(Items from an interface collection)
════════
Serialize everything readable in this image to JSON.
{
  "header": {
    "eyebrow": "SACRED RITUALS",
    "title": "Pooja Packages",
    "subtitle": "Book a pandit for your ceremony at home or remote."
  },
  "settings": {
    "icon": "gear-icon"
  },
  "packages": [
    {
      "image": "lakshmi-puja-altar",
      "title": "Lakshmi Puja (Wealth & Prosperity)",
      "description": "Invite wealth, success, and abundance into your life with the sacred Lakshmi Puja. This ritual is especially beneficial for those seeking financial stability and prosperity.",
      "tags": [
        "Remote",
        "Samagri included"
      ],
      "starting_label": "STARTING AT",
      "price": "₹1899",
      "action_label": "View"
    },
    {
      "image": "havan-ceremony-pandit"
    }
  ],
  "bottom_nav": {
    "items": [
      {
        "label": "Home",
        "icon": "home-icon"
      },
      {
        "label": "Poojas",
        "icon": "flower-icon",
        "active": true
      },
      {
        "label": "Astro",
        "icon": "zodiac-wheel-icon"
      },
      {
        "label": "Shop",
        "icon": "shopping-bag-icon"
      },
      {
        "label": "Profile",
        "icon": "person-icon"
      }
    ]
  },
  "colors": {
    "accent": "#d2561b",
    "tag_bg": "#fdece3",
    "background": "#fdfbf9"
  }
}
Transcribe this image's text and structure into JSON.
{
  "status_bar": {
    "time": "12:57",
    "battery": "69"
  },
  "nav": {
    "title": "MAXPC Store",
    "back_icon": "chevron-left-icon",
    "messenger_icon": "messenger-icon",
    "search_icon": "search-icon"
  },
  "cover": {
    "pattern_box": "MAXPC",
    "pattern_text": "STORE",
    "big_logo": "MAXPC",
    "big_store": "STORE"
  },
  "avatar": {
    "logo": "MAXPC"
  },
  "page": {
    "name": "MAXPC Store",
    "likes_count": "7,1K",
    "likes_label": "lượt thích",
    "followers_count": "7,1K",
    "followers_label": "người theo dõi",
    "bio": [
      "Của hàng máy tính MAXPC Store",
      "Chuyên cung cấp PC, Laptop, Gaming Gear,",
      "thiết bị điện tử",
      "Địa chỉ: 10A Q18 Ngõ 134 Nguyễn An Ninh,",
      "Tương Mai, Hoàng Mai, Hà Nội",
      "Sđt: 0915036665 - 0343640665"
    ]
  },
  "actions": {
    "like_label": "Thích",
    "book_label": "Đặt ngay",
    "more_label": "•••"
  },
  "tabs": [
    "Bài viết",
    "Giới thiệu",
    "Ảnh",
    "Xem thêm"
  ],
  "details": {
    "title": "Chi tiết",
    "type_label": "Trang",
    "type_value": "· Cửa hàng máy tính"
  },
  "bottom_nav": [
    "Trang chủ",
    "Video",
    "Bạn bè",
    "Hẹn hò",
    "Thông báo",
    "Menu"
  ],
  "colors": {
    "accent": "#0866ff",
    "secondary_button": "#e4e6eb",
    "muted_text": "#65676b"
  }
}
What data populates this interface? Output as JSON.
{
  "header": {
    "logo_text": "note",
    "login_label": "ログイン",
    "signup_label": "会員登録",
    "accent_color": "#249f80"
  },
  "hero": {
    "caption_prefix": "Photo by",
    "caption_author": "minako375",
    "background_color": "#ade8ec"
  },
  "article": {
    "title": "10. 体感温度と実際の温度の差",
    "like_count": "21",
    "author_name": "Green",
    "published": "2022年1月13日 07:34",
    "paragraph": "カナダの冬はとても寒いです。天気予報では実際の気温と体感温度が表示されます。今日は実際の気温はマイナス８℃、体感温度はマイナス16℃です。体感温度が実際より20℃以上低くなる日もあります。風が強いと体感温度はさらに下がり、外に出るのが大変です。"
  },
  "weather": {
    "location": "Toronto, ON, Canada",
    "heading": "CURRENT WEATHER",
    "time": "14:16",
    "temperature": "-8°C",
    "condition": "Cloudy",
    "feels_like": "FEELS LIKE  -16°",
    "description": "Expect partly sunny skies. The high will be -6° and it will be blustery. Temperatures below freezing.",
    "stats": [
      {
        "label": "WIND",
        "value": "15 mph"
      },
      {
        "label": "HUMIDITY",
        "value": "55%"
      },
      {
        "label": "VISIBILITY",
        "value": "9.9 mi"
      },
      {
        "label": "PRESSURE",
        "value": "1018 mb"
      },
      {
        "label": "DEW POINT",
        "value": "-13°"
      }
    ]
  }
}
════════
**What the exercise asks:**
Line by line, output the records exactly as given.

**Expected answer:**
Serialize everything readable in this image to JSON.
{
  "header": {
    "eyebrow": "SACRED RITUALS",
    "title": "Pooja Packages",
    "subtitle": "Book a pandit for your ceremony at home or remote."
  },
  "settings": {
    "icon": "gear-icon"
  },
  "packages": [
    {
      "image": "lakshmi-puja-altar",
      "title": "Lakshmi Puja (Wealth & Prosperity)",
      "description": "Invite wealth, success, and abundance into your life with the sacred Lakshmi Puja. This ritual is especially beneficial for those seeking financial stability and prosperity.",
      "tags": [
        "Remote",
        "Samagri included"
      ],
      "starting_label": "STARTING AT",
      "price": "₹1899",
      "action_label": "View"
    },
    {
      "image": "havan-ceremony-pandit"
    }
  ],
  "bottom_nav": {
    "items": [
      {
        "label": "Home",
        "icon": "home-icon"
      },
      {
        "label": "Poojas",
        "icon": "flower-icon",
        "active": true
      },
      {
        "label": "Astro",
        "icon": "zodiac-wheel-icon"
      },
      {
        "label": "Shop",
        "icon": "shopping-bag-icon"
      },
      {
        "label": "Profile",
        "icon": "person-icon"
      }
    ]
  },
  "colors": {
    "accent": "#d2561b",
    "tag_bg": "#fdece3",
    "background": "#fdfbf9"
  }
}
Transcribe this image's text and structure into JSON.
{
  "status_bar": {
    "time": "12:57",
    "battery": "69"
  },
  "nav": {
    "title": "MAXPC Store",
    "back_icon": "chevron-left-icon",
    "messenger_icon": "messenger-icon",
    "search_icon": "search-icon"
  },
  "cover": {
    "pattern_box": "MAXPC",
    "pattern_text": "STORE",
    "big_logo": "MAXPC",
    "big_store": "STORE"
  },
  "avatar": {
    "logo": "MAXPC"
  },
  "page": {
    "name": "MAXPC Store",
    "likes_count": "7,1K",
    "likes_label": "lượt thích",
    "followers_count": "7,1K",
    "followers_label": "người theo dõi",
    "bio": [
      "Của hàng máy tính MAXPC Store",
      "Chuyên cung cấp PC, Laptop, Gaming Gear,",
      "thiết bị điện tử",
      "Địa chỉ: 10A Q18 Ngõ 134 Nguyễn An Ninh,",
      "Tương Mai, Hoàng Mai, Hà Nội",
      "Sđt: 0915036665 - 0343640665"
    ]
  },
  "actions": {
    "like_label": "Thích",
    "book_label": "Đặt ngay",
    "more_label": "•••"
  },
  "tabs": [
    "Bài viết",
    "Giới thiệu",
    "Ảnh",
    "Xem thêm"
  ],
  "details": {
    "title": "Chi tiết",
    "type_label": "Trang",
    "type_value": "· Cửa hàng máy tính"
  },
  "bottom_nav": [
    "Trang chủ",
    "Video",
    "Bạn bè",
    "Hẹn hò",
    "Thông báo",
    "Menu"
  ],
  "colors": {
    "accent": "#0866ff",
    "secondary_button": "#e4e6eb",
    "muted_text": "#65676b"
  }
}
What data populates this interface? Output as JSON.
{
  "header": {
    "logo_text": "note",
    "login_label": "ログイン",
    "signup_label": "会員登録",
    "accent_color": "#249f80"
  },
  "hero": {
    "caption_prefix": "Photo by",
    "caption_author": "minako375",
    "background_color": "#ade8ec"
  },
  "article": {
    "title": "10. 体感温度と実際の温度の差",
    "like_count": "21",
    "author_name": "Green",
    "published": "2022年1月13日 07:34",
    "paragraph": "カナダの冬はとても寒いです。天気予報では実際の気温と体感温度が表示されます。今日は実際の気温はマイナス８℃、体感温度はマイナス16℃です。体感温度が実際より20℃以上低くなる日もあります。風が強いと体感温度はさらに下がり、外に出るのが大変です。"
  },
  "weather": {
    "location": "Toronto, ON, Canada",
    "heading": "CURRENT WEATHER",
    "time": "14:16",
    "temperature": "-8°C",
    "condition": "Cloudy",
    "feels_like": "FEELS LIKE  -16°",
    "description": "Expect partly sunny skies. The high will be -6° and it will be blustery. Temperatures below freezing.",
    "stats": [
      {
        "label": "WIND",
        "value": "15 mph"
      },
      {
        "label": "HUMIDITY",
        "value": "55%"
      },
      {
        "label": "VISIBILITY",
        "value": "9.9 mi"
      },
      {
        "label": "PRESSURE",
        "value": "1018 mb"
      },
      {
        "label": "DEW POINT",
        "value": "-13°"
      }
    ]
  }
}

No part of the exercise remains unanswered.